Would you please copy out each entry exactly?

━━ EXERCISE INPUTS ━━

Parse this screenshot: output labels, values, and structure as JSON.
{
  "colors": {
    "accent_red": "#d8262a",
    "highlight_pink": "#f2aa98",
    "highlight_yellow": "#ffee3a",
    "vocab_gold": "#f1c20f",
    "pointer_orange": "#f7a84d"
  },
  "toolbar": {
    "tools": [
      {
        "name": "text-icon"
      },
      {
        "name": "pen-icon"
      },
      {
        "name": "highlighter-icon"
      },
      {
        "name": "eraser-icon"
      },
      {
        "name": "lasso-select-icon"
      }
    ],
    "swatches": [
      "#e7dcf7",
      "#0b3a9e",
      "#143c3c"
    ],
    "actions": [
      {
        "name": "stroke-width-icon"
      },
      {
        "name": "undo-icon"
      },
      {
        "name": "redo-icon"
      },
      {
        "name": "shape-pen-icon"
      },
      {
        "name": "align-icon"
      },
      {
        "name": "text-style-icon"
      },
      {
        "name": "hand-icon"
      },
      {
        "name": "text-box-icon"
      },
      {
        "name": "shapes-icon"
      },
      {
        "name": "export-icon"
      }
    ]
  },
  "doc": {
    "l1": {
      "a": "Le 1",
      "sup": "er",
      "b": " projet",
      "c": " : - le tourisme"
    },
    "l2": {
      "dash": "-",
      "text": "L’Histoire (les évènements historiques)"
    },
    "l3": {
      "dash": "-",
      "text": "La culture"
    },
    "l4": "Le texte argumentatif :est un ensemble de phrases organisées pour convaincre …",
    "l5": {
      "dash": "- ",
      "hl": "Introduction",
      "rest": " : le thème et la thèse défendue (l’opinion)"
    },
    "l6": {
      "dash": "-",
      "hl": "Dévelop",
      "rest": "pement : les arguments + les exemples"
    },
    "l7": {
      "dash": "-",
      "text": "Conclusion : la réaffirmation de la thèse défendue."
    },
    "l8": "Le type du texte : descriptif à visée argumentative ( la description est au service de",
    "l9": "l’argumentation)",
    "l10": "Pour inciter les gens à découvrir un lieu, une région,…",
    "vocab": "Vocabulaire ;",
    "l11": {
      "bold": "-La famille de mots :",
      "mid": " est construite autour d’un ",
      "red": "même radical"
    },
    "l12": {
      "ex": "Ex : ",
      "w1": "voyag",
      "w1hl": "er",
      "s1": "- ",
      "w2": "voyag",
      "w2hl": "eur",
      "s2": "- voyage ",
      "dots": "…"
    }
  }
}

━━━

EXPECTED ANSWER:
Parse this screenshot: output labels, values, and structure as JSON.
{
  "colors": {
    "accent_red": "#d8262a",
    "highlight_pink": "#f2aa98",
    "highlight_yellow": "#ffee3a",
    "vocab_gold": "#f1c20f",
    "pointer_orange": "#f7a84d"
  },
  "toolbar": {
    "tools": [
      {
        "name": "text-icon"
      },
      {
        "name": "pen-icon"
      },
      {
        "name": "highlighter-icon"
      },
      {
        "name": "eraser-icon"
      },
      {
        "name": "lasso-select-icon"
      }
    ],
    "swatches": [
      "#e7dcf7",
      "#0b3a9e",
      "#143c3c"
    ],
    "actions": [
      {
        "name": "stroke-width-icon"
      },
      {
        "name": "undo-icon"
      },
      {
        "name": "redo-icon"
      },
      {
        "name": "shape-pen-icon"
      },
      {
        "name": "align-icon"
      },
      {
        "name": "text-style-icon"
      },
      {
        "name": "hand-icon"
      },
      {
        "name": "text-box-icon"
      },
      {
        "name": "shapes-icon"
      },
      {
        "name": "export-icon"
      }
    ]
  },
  "doc": {
    "l1": {
      "a": "Le 1",
      "sup": "er",
      "b": " projet",
      "c": " : - le tourisme"
    },
    "l2": {
      "dash": "-",
      "text": "L’Histoire (les évènements historiques)"
    },
    "l3": {
      "dash": "-",
      "text": "La culture"
    },
    "l4": "Le texte argumentatif :est un ensemble de phrases organisées pour convaincre …",
    "l5": {
      "dash": "- ",
      "hl": "Introduction",
      "rest": " : le thème et la thèse défendue (l’opinion)"
    },
    "l6": {
      "dash": "-",
      "hl": "Dévelop",
      "rest": "pement : les arguments + les exemples"
    },
    "l7": {
      "dash": "-",
      "text": "Conclusion : la réaffirmation de la thèse défendue."
    },
    "l8": "Le type du texte : descriptif à visée argumentative ( la description est au service de",
    "l9": "l’argumentation)",
    "l10": "Pour inciter les gens à découvrir un lieu, une région,…",
    "vocab": "Vocabulaire ;",
    "l11": {
      "bold": "-La famille de mots :",
      "mid": " est construite autour d’un ",
      "red": "même radical"
    },
    "l12": {
      "ex": "Ex : ",
      "w1": "voyag",
      "w1hl": "er",
      "s1": "- ",
      "w2": "voyag",
      "w2hl": "eur",
      "s2": "- voyage ",
      "dots": "…"
    }
  }
}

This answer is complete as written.